• **TO DO**
I'd like the entries that follow repeated exactly, with the pictures left out.

• **EXTRACTED RECORDS**
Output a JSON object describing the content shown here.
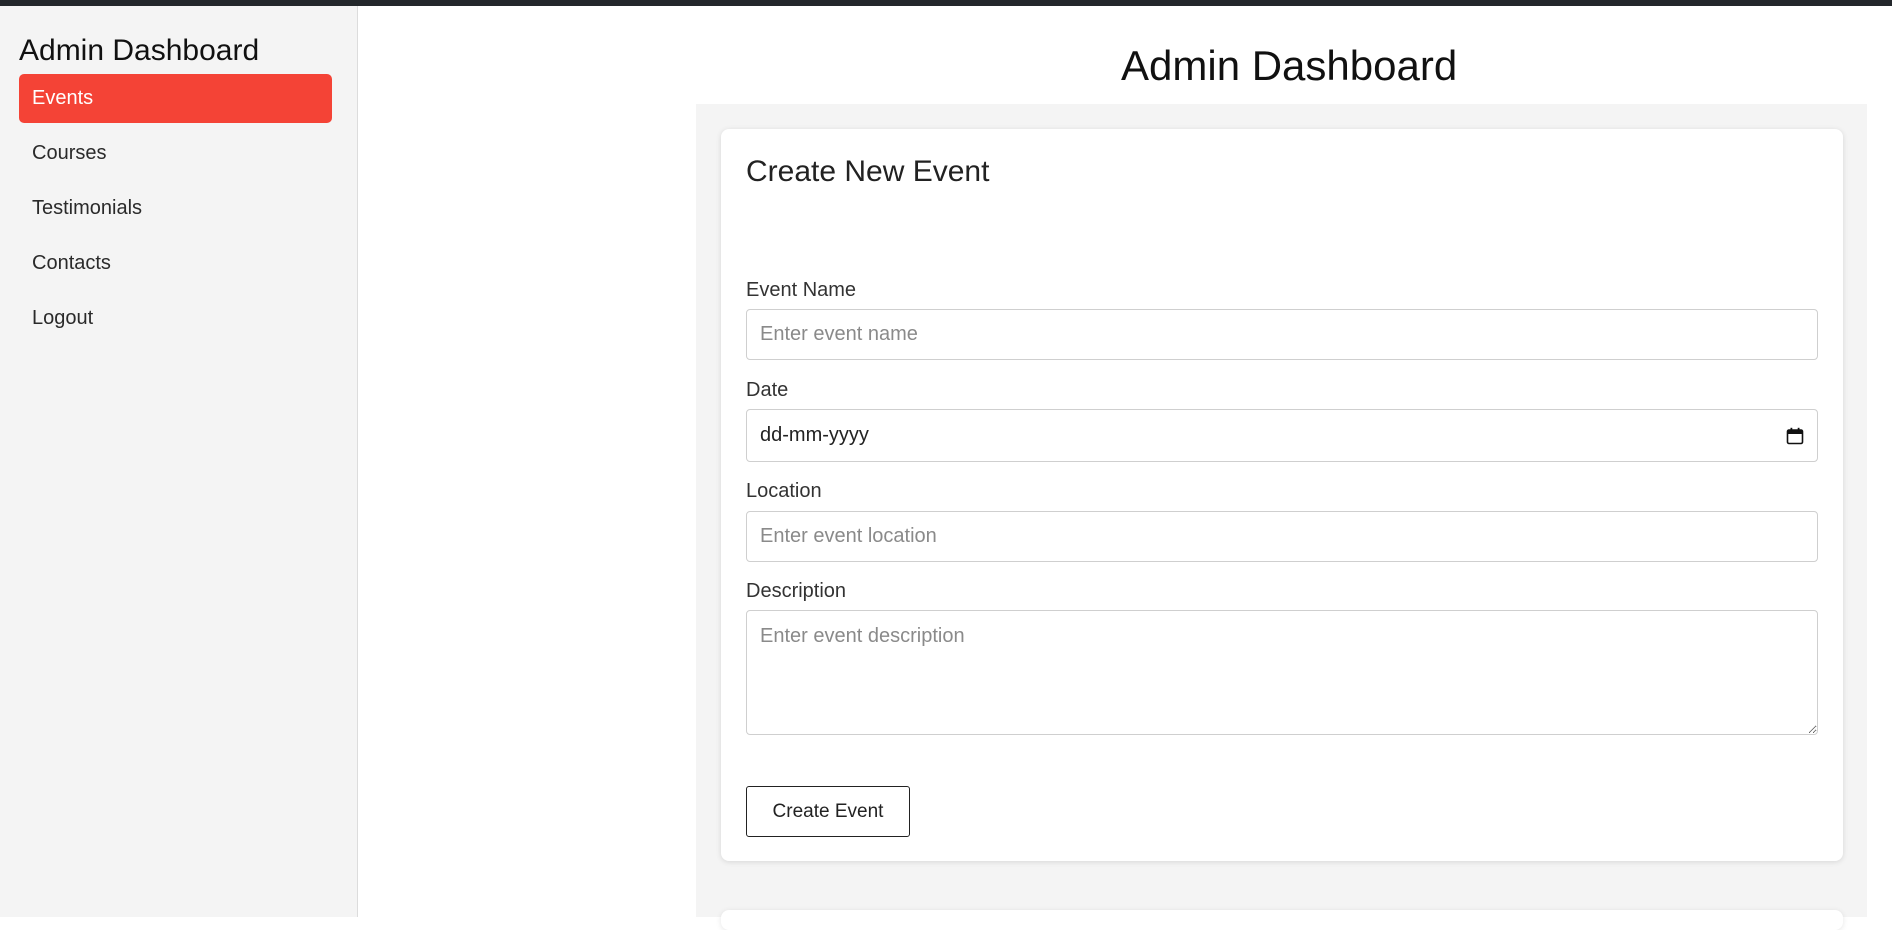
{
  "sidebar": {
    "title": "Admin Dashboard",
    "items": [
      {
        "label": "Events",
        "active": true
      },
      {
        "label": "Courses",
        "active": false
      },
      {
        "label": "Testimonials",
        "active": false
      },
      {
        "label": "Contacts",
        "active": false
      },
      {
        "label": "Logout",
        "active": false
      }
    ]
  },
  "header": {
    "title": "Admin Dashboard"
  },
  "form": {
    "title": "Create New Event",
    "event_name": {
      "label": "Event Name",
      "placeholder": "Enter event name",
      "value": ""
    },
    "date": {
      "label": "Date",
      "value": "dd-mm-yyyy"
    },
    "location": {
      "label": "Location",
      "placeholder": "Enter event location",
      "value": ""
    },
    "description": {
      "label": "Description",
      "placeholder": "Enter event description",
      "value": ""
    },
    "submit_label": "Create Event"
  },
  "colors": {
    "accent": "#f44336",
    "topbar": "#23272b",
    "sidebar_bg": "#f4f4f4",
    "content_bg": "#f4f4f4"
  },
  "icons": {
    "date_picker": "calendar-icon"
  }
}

• **RESPONSE TO THE TASK**
Output a JSON object describing the content shown here.
{
  "sidebar": {
    "title": "Admin Dashboard",
    "items": [
      {
        "label": "Events",
        "active": true
      },
      {
        "label": "Courses",
        "active": false
      },
      {
        "label": "Testimonials",
        "active": false
      },
      {
        "label": "Contacts",
        "active": false
      },
      {
        "label": "Logout",
        "active": false
      }
    ]
  },
  "header": {
    "title": "Admin Dashboard"
  },
  "form": {
    "title": "Create New Event",
    "event_name": {
      "label": "Event Name",
      "placeholder": "Enter event name",
      "value": ""
    },
    "date": {
      "label": "Date",
      "value": "dd-mm-yyyy"
    },
    "location": {
      "label": "Location",
      "placeholder": "Enter event location",
      "value": ""
    },
    "description": {
      "label": "Description",
      "placeholder": "Enter event description",
      "value": ""
    },
    "submit_label": "Create Event"
  },
  "colors": {
    "accent": "#f44336",
    "topbar": "#23272b",
    "sidebar_bg": "#f4f4f4",
    "content_bg": "#f4f4f4"
  },
  "icons": {
    "date_picker": "calendar-icon"
  }
}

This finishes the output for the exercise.